- Source material:
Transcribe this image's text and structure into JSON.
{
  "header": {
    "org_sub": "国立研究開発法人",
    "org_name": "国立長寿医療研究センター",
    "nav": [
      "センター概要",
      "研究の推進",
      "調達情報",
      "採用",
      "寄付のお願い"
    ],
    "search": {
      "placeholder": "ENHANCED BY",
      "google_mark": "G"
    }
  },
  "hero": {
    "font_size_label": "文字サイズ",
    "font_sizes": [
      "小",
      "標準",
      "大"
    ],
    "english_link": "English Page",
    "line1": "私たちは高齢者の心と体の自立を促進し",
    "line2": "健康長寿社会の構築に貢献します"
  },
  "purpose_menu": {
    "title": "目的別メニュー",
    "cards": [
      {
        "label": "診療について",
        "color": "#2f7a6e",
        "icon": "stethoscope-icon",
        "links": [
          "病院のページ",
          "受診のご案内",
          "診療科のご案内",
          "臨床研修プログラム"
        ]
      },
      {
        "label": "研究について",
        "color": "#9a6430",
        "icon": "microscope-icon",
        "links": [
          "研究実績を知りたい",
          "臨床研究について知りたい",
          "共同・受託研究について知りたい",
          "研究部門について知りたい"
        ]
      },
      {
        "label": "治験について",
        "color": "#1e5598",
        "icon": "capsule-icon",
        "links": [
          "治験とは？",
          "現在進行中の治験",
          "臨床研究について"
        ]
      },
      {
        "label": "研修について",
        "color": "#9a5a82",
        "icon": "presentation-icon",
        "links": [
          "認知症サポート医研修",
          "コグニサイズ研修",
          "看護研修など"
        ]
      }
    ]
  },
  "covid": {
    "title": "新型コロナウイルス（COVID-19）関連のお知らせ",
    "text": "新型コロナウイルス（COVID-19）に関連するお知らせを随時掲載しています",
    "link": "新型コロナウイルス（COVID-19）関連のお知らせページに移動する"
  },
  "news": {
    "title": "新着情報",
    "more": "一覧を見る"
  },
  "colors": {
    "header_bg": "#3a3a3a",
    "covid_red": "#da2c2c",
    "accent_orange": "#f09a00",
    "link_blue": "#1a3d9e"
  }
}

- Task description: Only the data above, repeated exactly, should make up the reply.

- Exercise response:
Transcribe this image's text and structure into JSON.
{
  "header": {
    "org_sub": "国立研究開発法人",
    "org_name": "国立長寿医療研究センター",
    "nav": [
      "センター概要",
      "研究の推進",
      "調達情報",
      "採用",
      "寄付のお願い"
    ],
    "search": {
      "placeholder": "ENHANCED BY",
      "google_mark": "G"
    }
  },
  "hero": {
    "font_size_label": "文字サイズ",
    "font_sizes": [
      "小",
      "標準",
      "大"
    ],
    "english_link": "English Page",
    "line1": "私たちは高齢者の心と体の自立を促進し",
    "line2": "健康長寿社会の構築に貢献します"
  },
  "purpose_menu": {
    "title": "目的別メニュー",
    "cards": [
      {
        "label": "診療について",
        "color": "#2f7a6e",
        "icon": "stethoscope-icon",
        "links": [
          "病院のページ",
          "受診のご案内",
          "診療科のご案内",
          "臨床研修プログラム"
        ]
      },
      {
        "label": "研究について",
        "color": "#9a6430",
        "icon": "microscope-icon",
        "links": [
          "研究実績を知りたい",
          "臨床研究について知りたい",
          "共同・受託研究について知りたい",
          "研究部門について知りたい"
        ]
      },
      {
        "label": "治験について",
        "color": "#1e5598",
        "icon": "capsule-icon",
        "links": [
          "治験とは？",
          "現在進行中の治験",
          "臨床研究について"
        ]
      },
      {
        "label": "研修について",
        "color": "#9a5a82",
        "icon": "presentation-icon",
        "links": [
          "認知症サポート医研修",
          "コグニサイズ研修",
          "看護研修など"
        ]
      }
    ]
  },
  "covid": {
    "title": "新型コロナウイルス（COVID-19）関連のお知らせ",
    "text": "新型コロナウイルス（COVID-19）に関連するお知らせを随時掲載しています",
    "link": "新型コロナウイルス（COVID-19）関連のお知らせページに移動する"
  },
  "news": {
    "title": "新着情報",
    "more": "一覧を見る"
  },
  "colors": {
    "header_bg": "#3a3a3a",
    "covid_red": "#da2c2c",
    "accent_orange": "#f09a00",
    "link_blue": "#1a3d9e"
  }
}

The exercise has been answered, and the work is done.